## THE TASK
Using the records below, filter for lines that contain the string "Maximum" and copy them out.

Top of RECORDS PROVIDED

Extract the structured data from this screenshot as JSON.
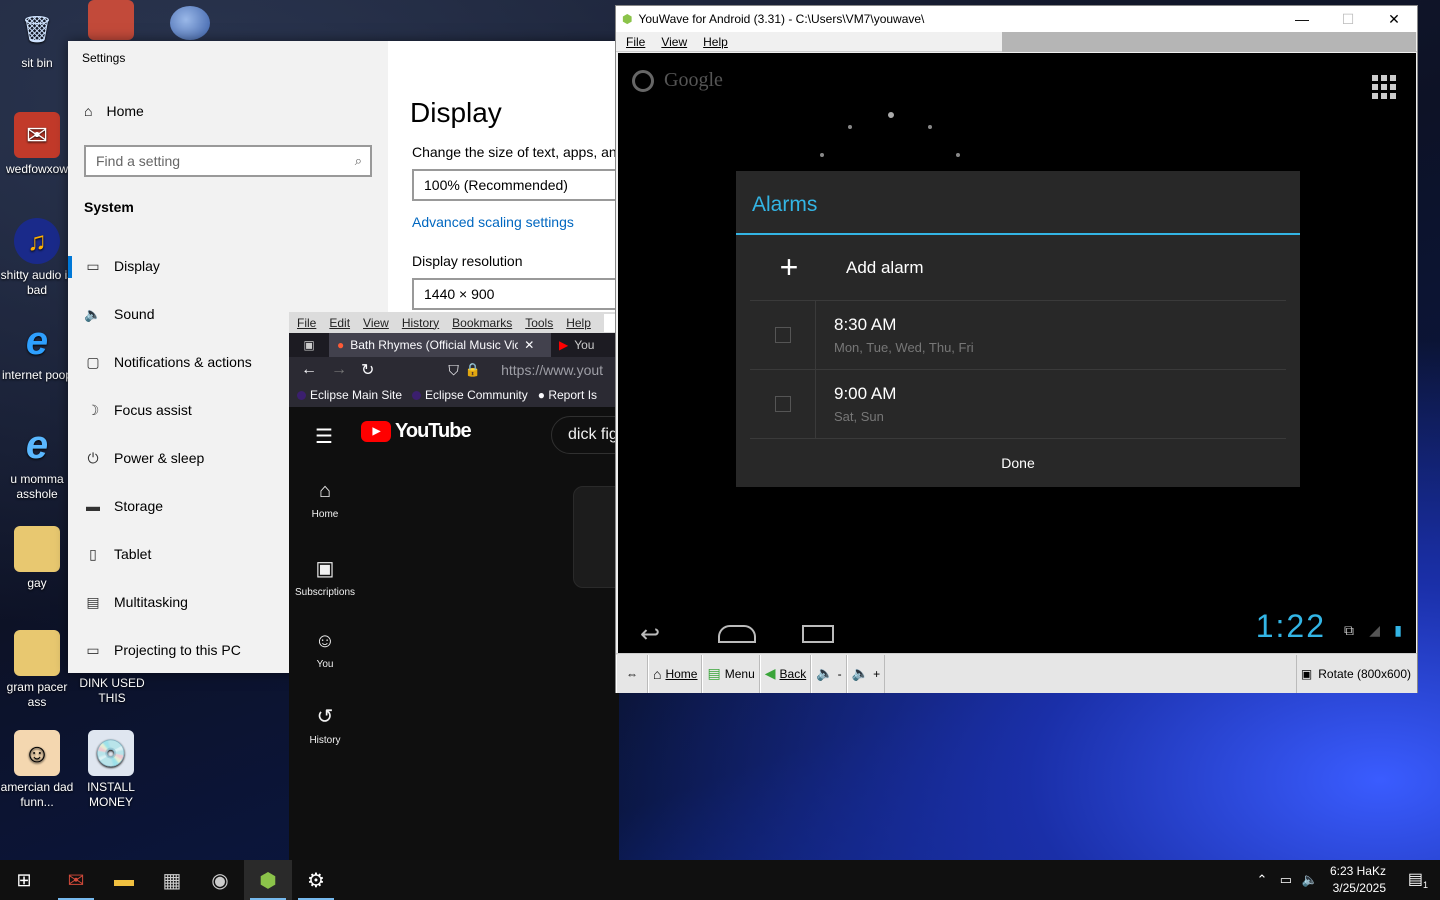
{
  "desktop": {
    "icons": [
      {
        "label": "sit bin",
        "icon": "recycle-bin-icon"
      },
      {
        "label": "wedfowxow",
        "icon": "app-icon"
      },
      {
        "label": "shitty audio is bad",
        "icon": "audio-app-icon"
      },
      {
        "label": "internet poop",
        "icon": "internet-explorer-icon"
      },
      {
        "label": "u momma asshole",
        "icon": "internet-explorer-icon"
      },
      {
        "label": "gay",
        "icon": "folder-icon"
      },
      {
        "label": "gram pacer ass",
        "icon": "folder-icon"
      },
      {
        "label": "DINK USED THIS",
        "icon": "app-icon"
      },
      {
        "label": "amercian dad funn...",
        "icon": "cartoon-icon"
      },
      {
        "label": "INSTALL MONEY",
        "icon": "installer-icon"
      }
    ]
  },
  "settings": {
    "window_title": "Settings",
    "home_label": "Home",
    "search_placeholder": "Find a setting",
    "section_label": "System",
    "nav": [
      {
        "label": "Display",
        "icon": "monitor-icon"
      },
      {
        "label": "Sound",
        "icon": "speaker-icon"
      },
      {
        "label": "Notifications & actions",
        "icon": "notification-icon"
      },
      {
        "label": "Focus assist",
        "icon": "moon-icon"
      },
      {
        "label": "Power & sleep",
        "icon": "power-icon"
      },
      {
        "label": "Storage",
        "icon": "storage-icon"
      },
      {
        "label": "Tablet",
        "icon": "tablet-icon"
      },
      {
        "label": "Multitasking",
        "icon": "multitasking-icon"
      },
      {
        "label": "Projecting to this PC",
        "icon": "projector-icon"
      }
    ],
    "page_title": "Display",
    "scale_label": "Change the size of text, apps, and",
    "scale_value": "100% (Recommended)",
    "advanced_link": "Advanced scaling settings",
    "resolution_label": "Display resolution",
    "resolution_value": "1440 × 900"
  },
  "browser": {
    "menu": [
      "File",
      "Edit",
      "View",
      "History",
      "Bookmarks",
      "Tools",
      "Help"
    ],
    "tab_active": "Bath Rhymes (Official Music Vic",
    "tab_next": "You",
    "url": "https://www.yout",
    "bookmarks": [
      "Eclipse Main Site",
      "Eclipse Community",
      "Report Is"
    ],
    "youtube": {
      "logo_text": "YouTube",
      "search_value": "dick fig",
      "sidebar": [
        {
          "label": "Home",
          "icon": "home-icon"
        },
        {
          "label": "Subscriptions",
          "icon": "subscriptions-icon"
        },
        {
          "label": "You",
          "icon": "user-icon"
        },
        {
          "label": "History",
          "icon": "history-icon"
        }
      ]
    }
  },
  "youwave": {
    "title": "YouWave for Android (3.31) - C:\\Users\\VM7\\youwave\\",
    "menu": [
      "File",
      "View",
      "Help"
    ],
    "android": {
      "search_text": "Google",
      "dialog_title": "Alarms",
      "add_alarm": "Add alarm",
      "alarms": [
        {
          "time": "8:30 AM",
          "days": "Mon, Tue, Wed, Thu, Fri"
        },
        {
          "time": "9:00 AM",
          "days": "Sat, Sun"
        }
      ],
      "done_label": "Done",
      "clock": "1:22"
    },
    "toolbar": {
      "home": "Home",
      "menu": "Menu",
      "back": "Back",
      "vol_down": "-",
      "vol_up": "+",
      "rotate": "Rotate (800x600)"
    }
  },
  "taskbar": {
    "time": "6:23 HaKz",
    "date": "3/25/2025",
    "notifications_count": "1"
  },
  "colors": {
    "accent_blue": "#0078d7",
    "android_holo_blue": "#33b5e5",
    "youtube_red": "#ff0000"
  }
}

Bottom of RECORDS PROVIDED
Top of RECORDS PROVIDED

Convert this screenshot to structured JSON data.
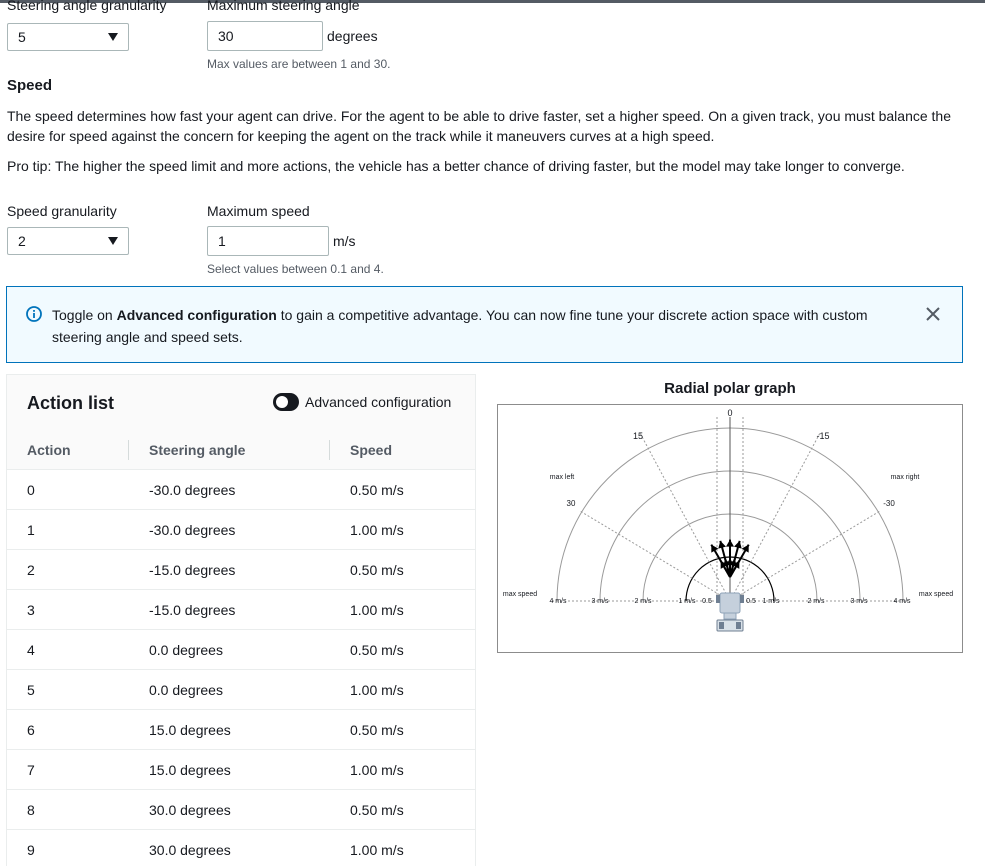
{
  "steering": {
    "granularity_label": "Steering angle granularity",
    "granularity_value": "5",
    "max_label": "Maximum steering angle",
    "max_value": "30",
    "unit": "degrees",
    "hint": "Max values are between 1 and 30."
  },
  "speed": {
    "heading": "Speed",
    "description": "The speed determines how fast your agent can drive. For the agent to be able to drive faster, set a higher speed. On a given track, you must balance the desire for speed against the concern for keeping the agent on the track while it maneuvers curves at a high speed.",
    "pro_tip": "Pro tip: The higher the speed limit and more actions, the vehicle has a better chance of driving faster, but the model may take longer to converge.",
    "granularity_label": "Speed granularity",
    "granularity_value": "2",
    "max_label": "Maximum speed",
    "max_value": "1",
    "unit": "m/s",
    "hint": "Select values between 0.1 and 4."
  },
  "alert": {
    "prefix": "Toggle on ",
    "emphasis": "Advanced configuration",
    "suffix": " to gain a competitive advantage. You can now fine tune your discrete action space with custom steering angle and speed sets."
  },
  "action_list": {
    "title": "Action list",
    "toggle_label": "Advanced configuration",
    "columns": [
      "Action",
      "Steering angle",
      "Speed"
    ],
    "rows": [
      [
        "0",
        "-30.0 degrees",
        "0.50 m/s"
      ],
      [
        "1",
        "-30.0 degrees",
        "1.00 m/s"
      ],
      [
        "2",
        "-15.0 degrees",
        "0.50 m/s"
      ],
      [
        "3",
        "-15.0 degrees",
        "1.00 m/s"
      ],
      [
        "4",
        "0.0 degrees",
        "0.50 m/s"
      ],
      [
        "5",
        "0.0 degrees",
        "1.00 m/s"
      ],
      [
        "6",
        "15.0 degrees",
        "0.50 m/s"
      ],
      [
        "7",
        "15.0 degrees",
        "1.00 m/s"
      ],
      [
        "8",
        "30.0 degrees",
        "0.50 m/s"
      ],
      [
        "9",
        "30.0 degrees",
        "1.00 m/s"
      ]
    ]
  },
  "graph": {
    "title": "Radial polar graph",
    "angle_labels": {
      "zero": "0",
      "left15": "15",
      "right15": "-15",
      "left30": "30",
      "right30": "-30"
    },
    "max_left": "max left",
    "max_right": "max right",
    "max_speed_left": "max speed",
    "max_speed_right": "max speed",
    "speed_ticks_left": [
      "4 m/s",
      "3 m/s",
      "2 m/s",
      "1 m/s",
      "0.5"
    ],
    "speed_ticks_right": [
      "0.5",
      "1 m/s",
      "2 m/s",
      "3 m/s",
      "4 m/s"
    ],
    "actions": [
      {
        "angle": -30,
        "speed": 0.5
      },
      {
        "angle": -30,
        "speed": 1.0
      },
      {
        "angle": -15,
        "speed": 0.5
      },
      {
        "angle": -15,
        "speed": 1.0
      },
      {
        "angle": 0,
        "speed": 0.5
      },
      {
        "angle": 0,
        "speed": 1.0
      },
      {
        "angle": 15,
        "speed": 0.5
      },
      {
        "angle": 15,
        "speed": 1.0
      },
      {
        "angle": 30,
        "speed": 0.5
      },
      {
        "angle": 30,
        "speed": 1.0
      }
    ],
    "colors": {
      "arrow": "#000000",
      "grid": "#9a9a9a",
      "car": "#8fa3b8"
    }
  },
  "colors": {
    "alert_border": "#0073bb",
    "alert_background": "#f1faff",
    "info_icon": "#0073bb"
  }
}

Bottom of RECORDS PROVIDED
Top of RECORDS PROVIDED

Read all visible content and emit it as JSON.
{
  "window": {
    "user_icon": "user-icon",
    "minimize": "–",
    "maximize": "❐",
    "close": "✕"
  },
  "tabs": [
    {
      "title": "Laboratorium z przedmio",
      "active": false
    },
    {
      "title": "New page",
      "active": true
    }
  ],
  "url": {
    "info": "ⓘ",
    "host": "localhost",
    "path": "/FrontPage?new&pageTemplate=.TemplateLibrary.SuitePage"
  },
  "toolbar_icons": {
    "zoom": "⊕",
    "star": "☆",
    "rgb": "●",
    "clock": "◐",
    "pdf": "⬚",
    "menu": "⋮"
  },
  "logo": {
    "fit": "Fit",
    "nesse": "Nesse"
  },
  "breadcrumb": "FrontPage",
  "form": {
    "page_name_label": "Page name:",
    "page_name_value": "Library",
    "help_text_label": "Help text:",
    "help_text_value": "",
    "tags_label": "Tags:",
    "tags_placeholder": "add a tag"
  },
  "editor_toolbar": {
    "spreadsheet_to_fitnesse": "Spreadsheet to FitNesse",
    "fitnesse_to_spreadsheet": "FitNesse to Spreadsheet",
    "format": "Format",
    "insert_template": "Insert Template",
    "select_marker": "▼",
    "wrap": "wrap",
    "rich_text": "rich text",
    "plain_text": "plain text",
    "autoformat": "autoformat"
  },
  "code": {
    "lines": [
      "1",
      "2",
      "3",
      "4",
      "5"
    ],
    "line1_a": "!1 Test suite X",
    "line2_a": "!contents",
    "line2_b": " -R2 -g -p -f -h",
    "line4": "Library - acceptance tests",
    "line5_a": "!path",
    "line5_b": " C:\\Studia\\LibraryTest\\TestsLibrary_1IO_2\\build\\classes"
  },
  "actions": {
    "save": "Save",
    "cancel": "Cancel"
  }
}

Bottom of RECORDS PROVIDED

## EXERCISE RESULT
    "max_label": "Maximum steering angle",
    "max_label": "Maximum speed",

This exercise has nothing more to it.